We live in a world where too many people think that a quick pass through Babelfish is all that is needed for their amateur-designed site to "go international". In that situation, it really doesn't matter which end of the stall you begin mucking out. The point is, the shit has to go.
I think it's a distraction because so-called Rechtschreibfehler are often just about the only quality of language many of the people I deal with are aware of. Not sure about Germany, but the Austrian school system relentlessly marks pupils' writing efforts mainly in terms of error counts. I work mainly for scientists and engineers and that is more or less where their education about language stopped. The last thing I want to do is identify myself as an ally of this crappy system, which they have all suffered under and which they have learned English despite the efforts of.ReplyDelete
I see my mission much more in spreading the word that texts also have, well, positive properties as well as just an absence of errors – and that it's possible to talk about these things reasonably.
Two of the customer comments I treasure – both because they reflect authentic perceptions of my work and because they seem to reflect a struggle to find words for those perceptions – were »umgangssprachlich-unkonventionell« and »leicht und flockig«, in both cases because I had transformed stilted German engineerspeak into decent normal English. And yet both originals were fine for a German audience, because the way you win the trust of German or English-speaking experts involves different pragmatic approaches. Now it's these kind of people I like, and want to do business with: they are just about ready for an interesting conversation about these things.
The people who blithely use BabelFish, on the other hand, may be nice blog fodder, but I don't expect to recruit too many customers directly from that pool. There may be lots of things that work better than broken English, but if it didn't work at all, I don't think globalization could have gotten as far as it has.

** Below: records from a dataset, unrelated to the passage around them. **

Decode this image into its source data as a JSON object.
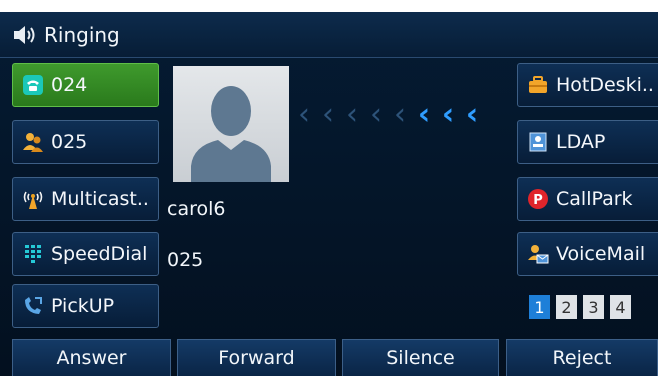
{
  "title": {
    "icon": "speaker-icon",
    "text": "Ringing"
  },
  "left_keys": [
    {
      "icon": "line-phone-icon",
      "label": "024",
      "active": true
    },
    {
      "icon": "contacts-icon",
      "label": "025",
      "active": false
    },
    {
      "icon": "multicast-antenna-icon",
      "label": "Multicast..",
      "active": false
    },
    {
      "icon": "keypad-icon",
      "label": "SpeedDial",
      "active": false
    },
    {
      "icon": "pickup-phone-icon",
      "label": "PickUP",
      "active": false
    }
  ],
  "right_keys": [
    {
      "icon": "briefcase-icon",
      "label": "HotDeski.."
    },
    {
      "icon": "directory-icon",
      "label": "LDAP"
    },
    {
      "icon": "callpark-icon",
      "label": "CallPark"
    },
    {
      "icon": "voicemail-icon",
      "label": "VoiceMail"
    }
  ],
  "caller": {
    "name": "carol6",
    "number": "025"
  },
  "pages": [
    "1",
    "2",
    "3",
    "4"
  ],
  "active_page": "1",
  "softkeys": [
    "Answer",
    "Forward",
    "Silence",
    "Reject"
  ],
  "colors": {
    "accent": "#1e7fd8",
    "active_line": "#3f9a2d",
    "arrow_dim": "#2d5379",
    "arrow_bright": "#2f9dff"
  }
}
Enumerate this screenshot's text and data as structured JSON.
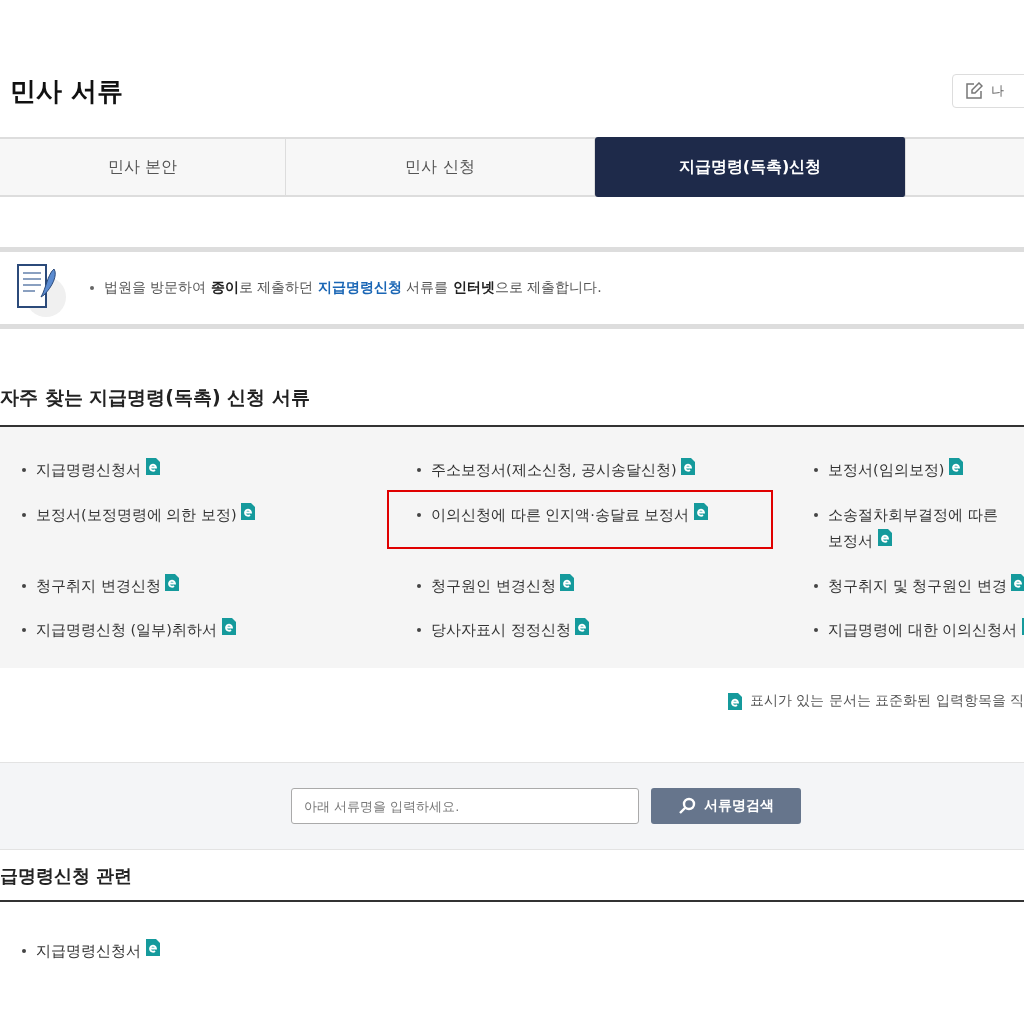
{
  "page_title": "민사 서류",
  "header_button": {
    "label": "나"
  },
  "tabs": [
    {
      "label": "민사 본안",
      "selected": false
    },
    {
      "label": "민사 신청",
      "selected": false
    },
    {
      "label": "지급명령(독촉)신청",
      "selected": true
    },
    {
      "selected": false
    }
  ],
  "notice": {
    "parts": [
      "법원을 방문하여 **종이**로 제출하던 ",
      "지급명령신청",
      " 서류를 **인터넷**으로 제출합니다."
    ]
  },
  "frequent": {
    "title": "자주 찾는 지급명령(독촉) 신청 서류",
    "items": [
      {
        "lines": [
          "지급명령신청서"
        ],
        "highlighted": false
      },
      {
        "lines": [
          "주소보정서(제소신청, 공시송달신청)"
        ],
        "highlighted": false
      },
      {
        "lines": [
          "보정서(임의보정)"
        ],
        "highlighted": false
      },
      {
        "lines": [
          "보정서(보정명령에 의한 보정)"
        ],
        "highlighted": false
      },
      {
        "lines": [
          "이의신청에 따른 인지액·송달료 보정서"
        ],
        "highlighted": true
      },
      {
        "lines": [
          "소송절차회부결정에 따른",
          "보정서"
        ],
        "highlighted": false
      },
      {
        "lines": [
          "청구취지 변경신청"
        ],
        "highlighted": false
      },
      {
        "lines": [
          "청구원인 변경신청"
        ],
        "highlighted": false
      },
      {
        "lines": [
          "청구취지 및 청구원인 변경"
        ],
        "highlighted": false
      },
      {
        "lines": [
          "지급명령신청 (일부)취하서"
        ],
        "highlighted": false
      },
      {
        "lines": [
          "당사자표시 정정신청"
        ],
        "highlighted": false
      },
      {
        "lines": [
          "지급명령에 대한 이의신청서"
        ],
        "highlighted": false
      }
    ]
  },
  "legend": "표시가 있는 문서는 표준화된 입력항목을 직",
  "search": {
    "placeholder": "아래 서류명을 입력하세요.",
    "button": "서류명검색"
  },
  "related": {
    "title": "급명령신청 관련",
    "items": [
      {
        "lines": [
          "지급명령신청서"
        ]
      }
    ]
  }
}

Anyway, the BBC report may well be cobblers; maybe the guys over at LanguageLog will give it a once-over for us ;-)